THE RECORDS>
════════════════
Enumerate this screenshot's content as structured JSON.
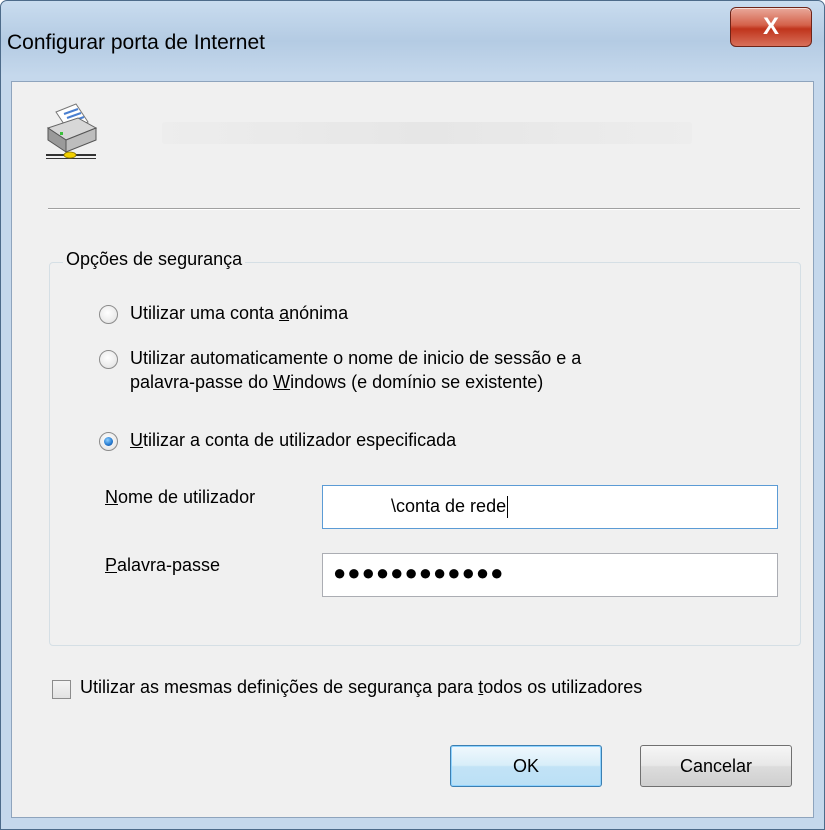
{
  "window": {
    "title": "Configurar porta de Internet",
    "close_label": "X"
  },
  "security": {
    "legend": "Opções de segurança",
    "options": [
      {
        "pre": "Utilizar uma conta ",
        "key": "a",
        "post": "nónima",
        "checked": false
      },
      {
        "line1": "Utilizar automaticamente o nome de inicio de sessão e a",
        "line2_pre": "palavra-passe do ",
        "line2_key": "W",
        "line2_post": "indows (e domínio se existente)",
        "checked": false
      },
      {
        "key": "U",
        "post": "tilizar a conta de utilizador especificada",
        "checked": true
      }
    ],
    "username_label_key": "N",
    "username_label_rest": "ome de utilizador",
    "username_value": "\\conta de rede",
    "password_label_key": "P",
    "password_label_rest": "alavra-passe",
    "password_value": "●●●●●●●●●●●●"
  },
  "same_settings": {
    "pre": "Utilizar as mesmas definições de segurança para ",
    "key": "t",
    "post": "odos os utilizadores",
    "checked": false
  },
  "buttons": {
    "ok": "OK",
    "cancel": "Cancelar"
  },
  "colors": {
    "accent": "#2a7fd4",
    "close": "#c0341c",
    "dialog_bg": "#f0f0f0"
  }
}
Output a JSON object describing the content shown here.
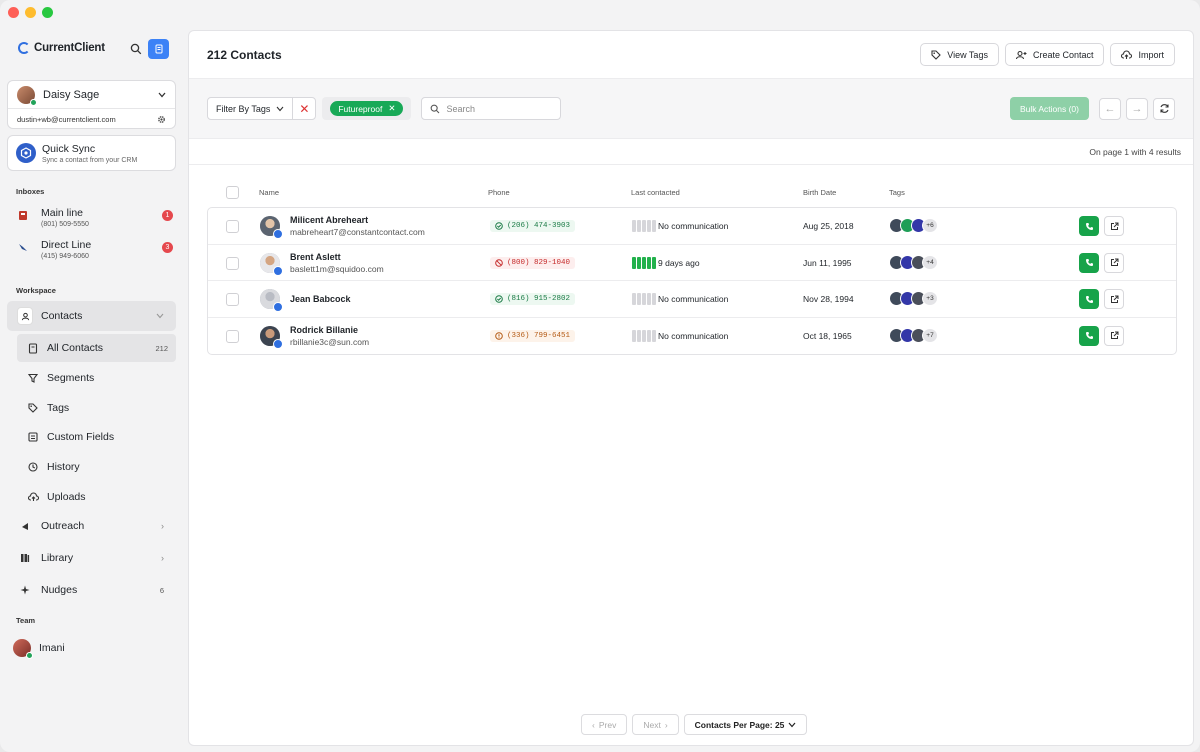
{
  "app": {
    "brand": "CurrentClient"
  },
  "user": {
    "name": "Daisy Sage",
    "email": "dustin+wb@currentclient.com"
  },
  "quick_sync": {
    "title": "Quick Sync",
    "subtitle": "Sync a contact from your CRM"
  },
  "inboxes": {
    "label": "Inboxes",
    "items": [
      {
        "title": "Main line",
        "phone": "(801) 509-5550",
        "badge": "1"
      },
      {
        "title": "Direct Line",
        "phone": "(415) 949-6060",
        "badge": "3"
      }
    ]
  },
  "workspace": {
    "label": "Workspace",
    "contacts": "Contacts",
    "sub": [
      {
        "label": "All Contacts",
        "count": "212"
      },
      {
        "label": "Segments"
      },
      {
        "label": "Tags"
      },
      {
        "label": "Custom Fields"
      },
      {
        "label": "History"
      },
      {
        "label": "Uploads"
      }
    ],
    "outreach": "Outreach",
    "library": "Library",
    "nudges": "Nudges",
    "nudges_count": "6"
  },
  "team": {
    "label": "Team",
    "member": "Imani"
  },
  "header": {
    "title": "212 Contacts",
    "view_tags": "View Tags",
    "create_contact": "Create Contact",
    "import": "Import"
  },
  "toolbar": {
    "filter_label": "Filter By Tags",
    "tag": "Futureproof",
    "search_placeholder": "Search",
    "bulk_actions": "Bulk Actions (0)"
  },
  "results": "On page 1 with 4 results",
  "columns": {
    "name": "Name",
    "phone": "Phone",
    "last_contacted": "Last contacted",
    "birth_date": "Birth Date",
    "tags": "Tags"
  },
  "rows": [
    {
      "name": "Milicent Abreheart",
      "email": "mabreheart7@constantcontact.com",
      "phone": "(206) 474-3903",
      "phone_status": "valid",
      "last_contacted": "No communication",
      "activity_level": 0,
      "birth_date": "Aug 25, 2018",
      "tag_more": "+6"
    },
    {
      "name": "Brent Aslett",
      "email": "baslett1m@squidoo.com",
      "phone": "(800) 829-1040",
      "phone_status": "blocked",
      "last_contacted": "9 days ago",
      "activity_level": 5,
      "birth_date": "Jun 11, 1995",
      "tag_more": "+4"
    },
    {
      "name": "Jean Babcock",
      "email": "",
      "phone": "(816) 915-2802",
      "phone_status": "valid",
      "last_contacted": "No communication",
      "activity_level": 0,
      "birth_date": "Nov 28, 1994",
      "tag_more": "+3"
    },
    {
      "name": "Rodrick Billanie",
      "email": "rbillanie3c@sun.com",
      "phone": "(336) 799-6451",
      "phone_status": "warning",
      "last_contacted": "No communication",
      "activity_level": 0,
      "birth_date": "Oct 18, 1965",
      "tag_more": "+7"
    }
  ],
  "pagination": {
    "prev": "Prev",
    "next": "Next",
    "per_page": "Contacts Per Page: 25"
  },
  "colors": {
    "accent": "#3c82f6",
    "green": "#17a34a",
    "tag_green": "#18a957"
  }
}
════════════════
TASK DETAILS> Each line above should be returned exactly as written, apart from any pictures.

OUTPUT FOR THIS EXERCISE>
Enumerate this screenshot's content as structured JSON.
{
  "window": {
    "title": "Configurar porta de Internet",
    "close_label": "X"
  },
  "security": {
    "legend": "Opções de segurança",
    "options": [
      {
        "pre": "Utilizar uma conta ",
        "key": "a",
        "post": "nónima",
        "checked": false
      },
      {
        "line1": "Utilizar automaticamente o nome de inicio de sessão e a",
        "line2_pre": "palavra-passe do ",
        "line2_key": "W",
        "line2_post": "indows (e domínio se existente)",
        "checked": false
      },
      {
        "key": "U",
        "post": "tilizar a conta de utilizador especificada",
        "checked": true
      }
    ],
    "username_label_key": "N",
    "username_label_rest": "ome de utilizador",
    "username_value": "\\conta de rede",
    "password_label_key": "P",
    "password_label_rest": "alavra-passe",
    "password_value": "●●●●●●●●●●●●"
  },
  "same_settings": {
    "pre": "Utilizar as mesmas definições de segurança para ",
    "key": "t",
    "post": "odos os utilizadores",
    "checked": false
  },
  "buttons": {
    "ok": "OK",
    "cancel": "Cancelar"
  },
  "colors": {
    "accent": "#2a7fd4",
    "close": "#c0341c",
    "dialog_bg": "#f0f0f0"
  }
}
Output a JSON object describing the content shown here.
{
  "app": {
    "brand": "CurrentClient"
  },
  "user": {
    "name": "Daisy Sage",
    "email": "dustin+wb@currentclient.com"
  },
  "quick_sync": {
    "title": "Quick Sync",
    "subtitle": "Sync a contact from your CRM"
  },
  "inboxes": {
    "label": "Inboxes",
    "items": [
      {
        "title": "Main line",
        "phone": "(801) 509-5550",
        "badge": "1"
      },
      {
        "title": "Direct Line",
        "phone": "(415) 949-6060",
        "badge": "3"
      }
    ]
  },
  "workspace": {
    "label": "Workspace",
    "contacts": "Contacts",
    "sub": [
      {
        "label": "All Contacts",
        "count": "212"
      },
      {
        "label": "Segments"
      },
      {
        "label": "Tags"
      },
      {
        "label": "Custom Fields"
      },
      {
        "label": "History"
      },
      {
        "label": "Uploads"
      }
    ],
    "outreach": "Outreach",
    "library": "Library",
    "nudges": "Nudges",
    "nudges_count": "6"
  },
  "team": {
    "label": "Team",
    "member": "Imani"
  },
  "header": {
    "title": "212 Contacts",
    "view_tags": "View Tags",
    "create_contact": "Create Contact",
    "import": "Import"
  },
  "toolbar": {
    "filter_label": "Filter By Tags",
    "tag": "Futureproof",
    "search_placeholder": "Search",
    "bulk_actions": "Bulk Actions (0)"
  },
  "results": "On page 1 with 4 results",
  "columns": {
    "name": "Name",
    "phone": "Phone",
    "last_contacted": "Last contacted",
    "birth_date": "Birth Date",
    "tags": "Tags"
  },
  "rows": [
    {
      "name": "Milicent Abreheart",
      "email": "mabreheart7@constantcontact.com",
      "phone": "(206) 474-3903",
      "phone_status": "valid",
      "last_contacted": "No communication",
      "activity_level": 0,
      "birth_date": "Aug 25, 2018",
      "tag_more": "+6"
    },
    {
      "name": "Brent Aslett",
      "email": "baslett1m@squidoo.com",
      "phone": "(800) 829-1040",
      "phone_status": "blocked",
      "last_contacted": "9 days ago",
      "activity_level": 5,
      "birth_date": "Jun 11, 1995",
      "tag_more": "+4"
    },
    {
      "name": "Jean Babcock",
      "email": "",
      "phone": "(816) 915-2802",
      "phone_status": "valid",
      "last_contacted": "No communication",
      "activity_level": 0,
      "birth_date": "Nov 28, 1994",
      "tag_more": "+3"
    },
    {
      "name": "Rodrick Billanie",
      "email": "rbillanie3c@sun.com",
      "phone": "(336) 799-6451",
      "phone_status": "warning",
      "last_contacted": "No communication",
      "activity_level": 0,
      "birth_date": "Oct 18, 1965",
      "tag_more": "+7"
    }
  ],
  "pagination": {
    "prev": "Prev",
    "next": "Next",
    "per_page": "Contacts Per Page: 25"
  },
  "colors": {
    "accent": "#3c82f6",
    "green": "#17a34a",
    "tag_green": "#18a957"
  }
}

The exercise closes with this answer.